VMA 1.78 Do you know when you will die, my friend?
|Originally posted at Vrindavan Today|
śiśoḥ sutaruṇasya vā na khalu mṛtyur ākasmikaḥ |
tad adya niravadya-dhīr a-vapur-indriyāsaktiko
na kiñcana vicāraya drutam upaihi vṛndāvanam||
Friend, when will you die? Do you really know?Commentary
Do not even infants or youths
sometimes meet with an unexpected death?
Therefore, on this very day, with clear intelligence,
without attachment to the body or the senses,
empty your mind and run quickly to Vrindavan.
After glorifying the residents of Vrindavan, Prabodhananda Saraswatipada now returns to basics and addresses the less committed sādhaka with reminders that life in this body is temporary and has a greater purpose than those that are immediately connected to the body and its extensions. We saw a similar verse in 1.50. As was said there, such reminders are more than appropriate from time to time, even for those who are quite advanced on the path. For those who know only this body and its by-products, the bliss of life beyond the body is incomprehensible and will never seem like anything other than a fantasy. This is the misfortune of the purely empirical view of the world.
The Bhāgavatam — indeed all the scriptures — remind us repeatedly of the importance of this fleeting human body and its true purpose,
labdhvā sudurlabham idaṁ bahu-sambhavānte
mānuṣyam arthadam anityam apīha dhīraḥ
tūrṇaṁ yateta na pated anu mṛtyu yāvat
niḥśreyasāya viṣayaḥ khalu sarvataḥ syāt
After many, many births, one finally is born in a most rare and valuable human body which provides an opportunity to attain the supreme goal, but is nevertheless temporary. Therefore, the wise individual should immediately take up the effort to find that which provides the supreme good in all times and circumstances, and not give up that effort unto the very moment of his death. (SB 11.9.29)
nṛ-deham ādyaṁ sulabhaṁ sudurlabhaṁ
plavaṁ sukalpaṁ guru-karṇadhāram|
pumān bhavābdhiṁ na taret sa ātmahā ||
This human body is the root of all benefits. It seems so easily obtained, yet is in fact extremely rare. It is like a boat especially designed for crossing the ocean of material existence. If one has a spiritual master to guide him like the boat’s helmsman and is given the favorable winds of my mercy, and yet still fails to cross over, then he is willfully committing suicide. (11.20.17)In the Gītā Krishna states that the particular state of consciousness we attain at the moment of death determines our next state of being.
yaṁ yaṁ vāpi smaran bhāvaṁ tyajaty ante kalevaram
taṁ tam evaiti kaunteya sadā tad-bhāva-bhāvitaḥ
The state of being one remembersIn the modern world, it is considered “anti-life” to think of anything beyond the brief few years one spends in this body. It seems self-defeating to live in preparation for an after-life that no one can really prove.

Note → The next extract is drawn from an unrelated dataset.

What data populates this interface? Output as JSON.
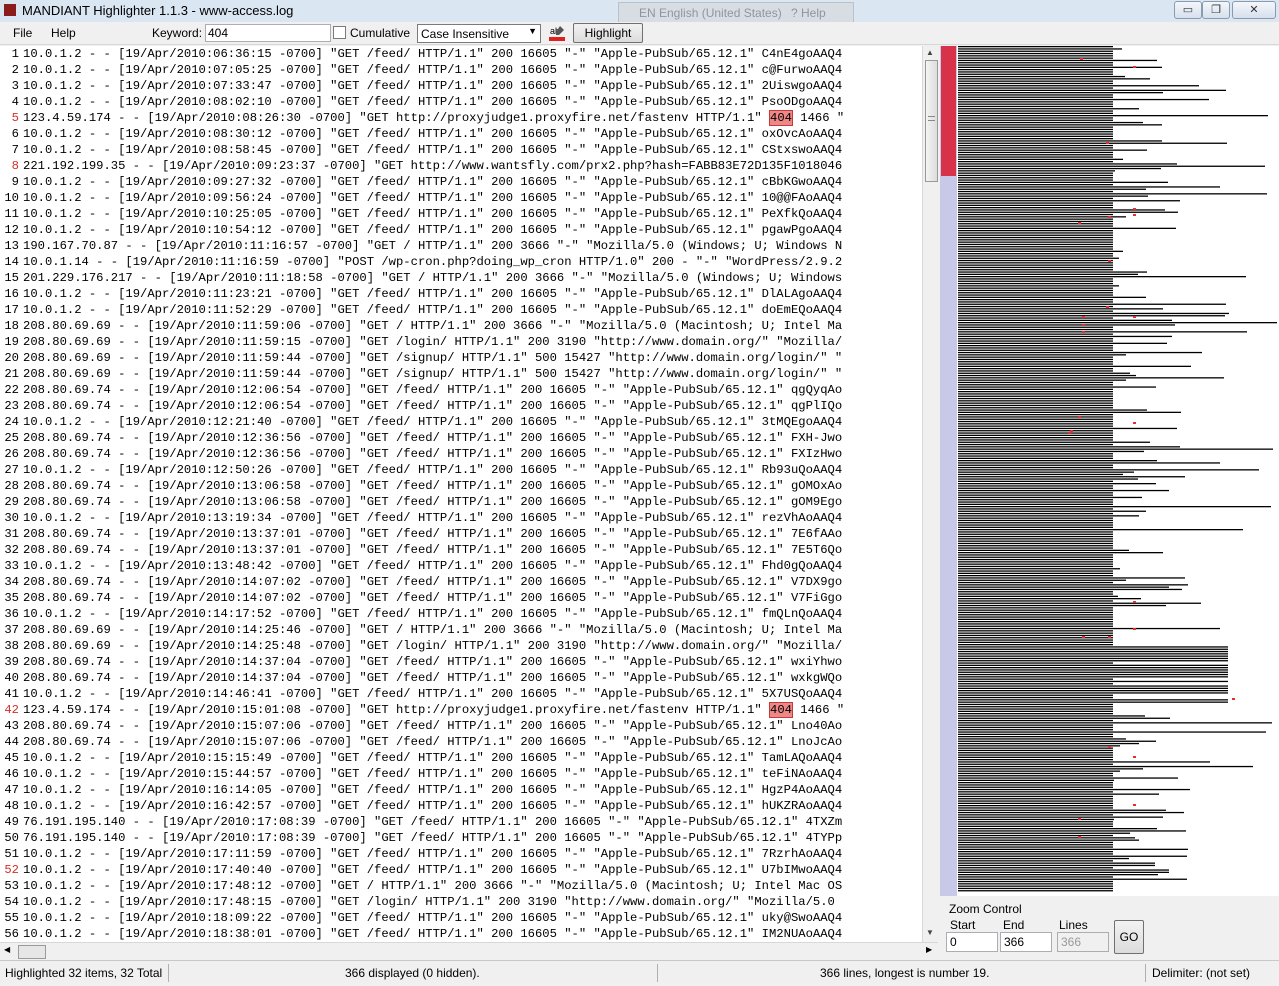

The skeptics seem to have the upper hand when it comes to life after death and a belief in the existence of the soul, for there is no objective, empirically-verifiable proof of the soul. It can only be inferred and experienced subjectively. To some extent it is true that one’s present life is most important, but that is only because it serves a higher, transcendent purpose.. In the modern age, however, it is also necessary to show that the spiritual world, the inner world of the soul, is transformative and beneficial for life in the outer world, beyond the individual..
at the time one leaves the body,
is that to which one goes, for that
is the nature to which he belongs. (Gītā 8.6)
This is indeed confirmed in the tradition. The Bengali Vaishnavas quote the following anonymous verse:
sādhana-o ekhāne, siddhi-o ekhāne, bhāvera gocara se
ekhāne jadi ihā dekhite nā pāo, marile dekhibe ke ?
Sādhana is to be practiced here this world, but the attainment of siddhi must also happen here. The Divine Truth is accessible [internally] through one’s emotional state of being (bhāva). Therefore, if you are unable to see that Truth here and now, then who will see it after you die?So it is in this optic that we glorify Vrindavan. If one adopts the Vaishnava path of devotion to Radha Krishna, it culminates in Vrindavan. That is where this world meets that one. The Vrindavan spoken of in this verse is not primarily the physical Vrindavan in this world, but the internal realm where the Divine Person and his lila are manifest.